This research paper sets out primarily to build on research literature about stakeholder perceptions(including levels of acceptance) of wind farm projects in Malta. It collects critical new information forMalta about the perspectives and considerations of stakeholders with different interests, and theirrelationship towards wind power policy making, planning and decision making in respect to theplanned onshore wind farm at Wied Rini in Bahrija. This is expected to provide reliable benchmarkingdata and knowledge that can inform environmental decision-making and stakeholder involvement,while identifying possible ways to assist mediation and reduce conflict.
Field research was conductedusing Q methodology in order to systematically compare patterns in stakeholder views according tocultural types, and their energy/environmental priorities within spatial planning.Results indicate clearly that in most cases same issues are looked at significantly differently by thevarious stakeholders, with four major discourses standing out but indicating rather polar views. Thisimplies that local concerns need to be heeded very carefully, whether they are deemed

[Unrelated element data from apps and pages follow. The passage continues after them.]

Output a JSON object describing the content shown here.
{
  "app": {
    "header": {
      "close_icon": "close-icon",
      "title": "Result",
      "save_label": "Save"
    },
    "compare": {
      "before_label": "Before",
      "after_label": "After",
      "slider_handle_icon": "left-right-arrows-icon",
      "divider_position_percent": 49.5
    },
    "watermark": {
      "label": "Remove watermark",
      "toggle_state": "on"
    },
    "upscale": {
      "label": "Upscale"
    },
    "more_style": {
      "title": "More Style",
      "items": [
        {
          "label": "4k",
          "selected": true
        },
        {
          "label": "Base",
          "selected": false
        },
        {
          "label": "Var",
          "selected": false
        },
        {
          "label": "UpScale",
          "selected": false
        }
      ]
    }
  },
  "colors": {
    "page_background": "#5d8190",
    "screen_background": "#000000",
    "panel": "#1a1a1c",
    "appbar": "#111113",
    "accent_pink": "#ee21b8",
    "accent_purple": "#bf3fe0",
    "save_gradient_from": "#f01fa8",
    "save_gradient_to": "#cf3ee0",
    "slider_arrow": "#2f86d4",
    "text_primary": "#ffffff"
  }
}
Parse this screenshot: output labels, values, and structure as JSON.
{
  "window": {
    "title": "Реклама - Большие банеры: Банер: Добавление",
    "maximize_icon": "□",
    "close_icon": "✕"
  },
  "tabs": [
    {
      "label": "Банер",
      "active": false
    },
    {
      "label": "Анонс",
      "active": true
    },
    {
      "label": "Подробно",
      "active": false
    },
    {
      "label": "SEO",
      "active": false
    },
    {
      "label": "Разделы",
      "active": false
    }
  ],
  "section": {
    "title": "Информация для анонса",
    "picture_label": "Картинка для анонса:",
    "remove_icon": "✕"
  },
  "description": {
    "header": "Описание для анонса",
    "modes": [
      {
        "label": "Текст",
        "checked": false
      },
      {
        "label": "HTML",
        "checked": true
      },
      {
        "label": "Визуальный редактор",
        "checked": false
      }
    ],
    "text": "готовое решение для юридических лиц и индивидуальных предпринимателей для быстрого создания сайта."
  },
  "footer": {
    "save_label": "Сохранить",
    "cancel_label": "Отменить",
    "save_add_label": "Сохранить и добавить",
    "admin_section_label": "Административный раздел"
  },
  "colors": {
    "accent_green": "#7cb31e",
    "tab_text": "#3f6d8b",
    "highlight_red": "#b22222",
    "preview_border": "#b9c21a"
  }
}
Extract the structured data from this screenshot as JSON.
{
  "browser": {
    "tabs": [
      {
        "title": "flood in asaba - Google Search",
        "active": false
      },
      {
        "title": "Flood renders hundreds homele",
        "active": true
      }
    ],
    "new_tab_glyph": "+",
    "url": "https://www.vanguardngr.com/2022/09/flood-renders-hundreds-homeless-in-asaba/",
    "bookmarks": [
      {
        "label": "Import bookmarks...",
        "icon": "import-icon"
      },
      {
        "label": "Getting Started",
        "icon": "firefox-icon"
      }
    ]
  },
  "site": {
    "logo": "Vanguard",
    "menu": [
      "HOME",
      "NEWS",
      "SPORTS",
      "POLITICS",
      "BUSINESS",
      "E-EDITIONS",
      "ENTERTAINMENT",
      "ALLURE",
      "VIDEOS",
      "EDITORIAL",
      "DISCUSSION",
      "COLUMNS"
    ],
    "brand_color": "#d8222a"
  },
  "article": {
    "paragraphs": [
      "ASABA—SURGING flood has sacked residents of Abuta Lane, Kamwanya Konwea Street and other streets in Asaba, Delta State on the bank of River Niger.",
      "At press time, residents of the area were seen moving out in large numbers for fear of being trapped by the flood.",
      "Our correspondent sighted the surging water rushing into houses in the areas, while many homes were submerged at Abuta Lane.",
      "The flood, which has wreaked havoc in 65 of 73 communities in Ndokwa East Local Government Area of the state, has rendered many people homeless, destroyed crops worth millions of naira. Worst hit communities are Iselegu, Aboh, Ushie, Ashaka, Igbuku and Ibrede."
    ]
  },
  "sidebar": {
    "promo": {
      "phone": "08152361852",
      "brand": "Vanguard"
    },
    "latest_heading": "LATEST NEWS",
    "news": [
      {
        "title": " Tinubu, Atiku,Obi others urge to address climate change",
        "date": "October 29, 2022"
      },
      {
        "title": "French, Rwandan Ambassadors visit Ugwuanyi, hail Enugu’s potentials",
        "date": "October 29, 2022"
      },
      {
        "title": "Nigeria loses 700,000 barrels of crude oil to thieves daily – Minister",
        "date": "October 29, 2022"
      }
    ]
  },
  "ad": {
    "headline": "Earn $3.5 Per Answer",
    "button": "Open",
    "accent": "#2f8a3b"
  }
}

not. Due to the many uncertainties dominating the project, science alone is not sufficient to providepeace of mind and scientific arguments can often be used in stakeholder quibbling or lead to furthercontroversy. Similarly any attempts to subdue objectors or manipulate community engagement toreach a forced approval of the project can be counterproductive, and will result in longer and morepainful public confrontations.Public perception across most of the discourses are characterised by mistrust and constant doubts forthe motives of politicians, and a lot of effort needs to be directed towards establishing a level of trust between the different stakeholders and local agencies. However one of the most important calls madeby the prevalent discourses is towards expanding and improving community participation in the waythe wind project plans are planned and authorized. Of course the implication is that this requiresadequate information campaigns and possibly an institutional capacity re-think that empowersconstructive public involvement in the burden sharing, with the understanding that this will lead tobetter decision making and less public opposition.